ISLAMABAD-Nadia coffee shop at Marriott, Islamabad was in for a special treat this week. A highly-decorated Nepalese chef, Shiva Roka, who flew from Nepal, was at work along with his Pakistani counterpart, executive chef of the Marriott Hotel, Chef Thomas, to bring on board the crème de la crème of the capital and tantalize their taste buds with exhaustive Nepalese cuisine.

Nepal, a relatively small country in Southeast Asia region with a 29 million population, is pregnant with various cultures, castes, and communities and offers a wide variety of cuisine based on the traditions, rituals and regions as per their ethnic diversity. However, it will not be incorrect to say that the Nepalese cuisine shares many similarities with Pakistani cultural values including the culinary taste.

Nepal is a landlocked country, but that is not what it is famous for. The earth’s highest peak above the sea level, Mount Everest, also known as Sagarmatha is Nepal’s claim to fame. This formal kingdom came of age after dissolving the monarchy and declaring the country as a democratic republic in 2008. Packed to capacity, a testament of Nepalese cuisines’ popularity, the 2-day festival at Nadia coffee shop attracted many foodies and music lovers to savor the flavor of Nepal’s gastronomic delicacies and swaying on the big drums beats of a Nepalese music band. Chef Roka, who has more than 20 years of experience in the culinary industry under his belt, was engaging the guests in a not-so-bad Urdu. “In Nepal, we use a lot of cumin and mustard in our food along with local spices and herbs”, he explained.

Asked on the difference in methodology in cooking technique, the chef, spilling the beans, said that Pakistani cuisine had more spices and fewer herbs whereas it’s just the opposite in Nepalese way of cooking. Also in Nepal, we use mustard oil whereas here the chefs use vegetable oil, he explained.

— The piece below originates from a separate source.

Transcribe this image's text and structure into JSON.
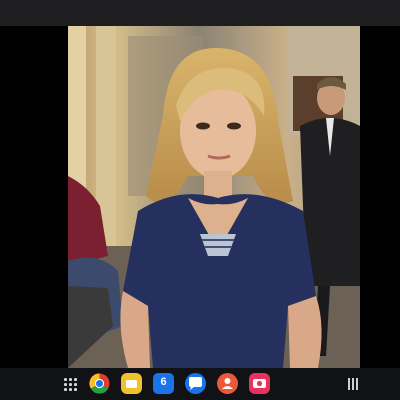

An array of salads in likes of chicken, potato, corn, and wild herbs were on display and too appealing to be ignored. The starters’ alley had one soup called Thukpa on display. It was a Tibetan soup made with onions, lemon, and cloves. Gundruk, a form of spinach salad, which the chef claimed is one of the oldest of starter dishes, is made from seasonal herbs mostly and kept under the soil for 2 weeks in a container. Once pulled out, it is dried under the sun for days, and when ready, it is mixed in mustard oil, chili powder, lemon juice, and tomato. It is so popular in Nepal that many households preserve it in large quantities to enjoy it during the off-season as well.

Mashu Poleko is a lamb dish which not only looked and tasted like a namkeen lamb karahi but is also prepared the same way. It was as if one is eating at a Shinwari restaurant. It was moist, tender as well as succulent. Jimbo le Jhaneko Dal was full of flavors. The black lentils are cooked with wild mushrooms and other herbs grown on the Himalayas which the chef had brought with him from Nepal. It tasted way better than any daal we eat at a local restaurant or a design dhaaba here. Piping hot bread from the tandoor was icing on the cake. Karela Tareko, Alu Kauli, were the two vegetable dishes on display in the likes of cabbage and potato whereas Khashi ko Mashu was a mutton dish cooked similarly as mutton karahi we make.

Nepalese use mostly salmon fish with gravy but dry fish is also a novelty in the households. The fish on display had an aroma of mustard oil with cumin, ginger hint.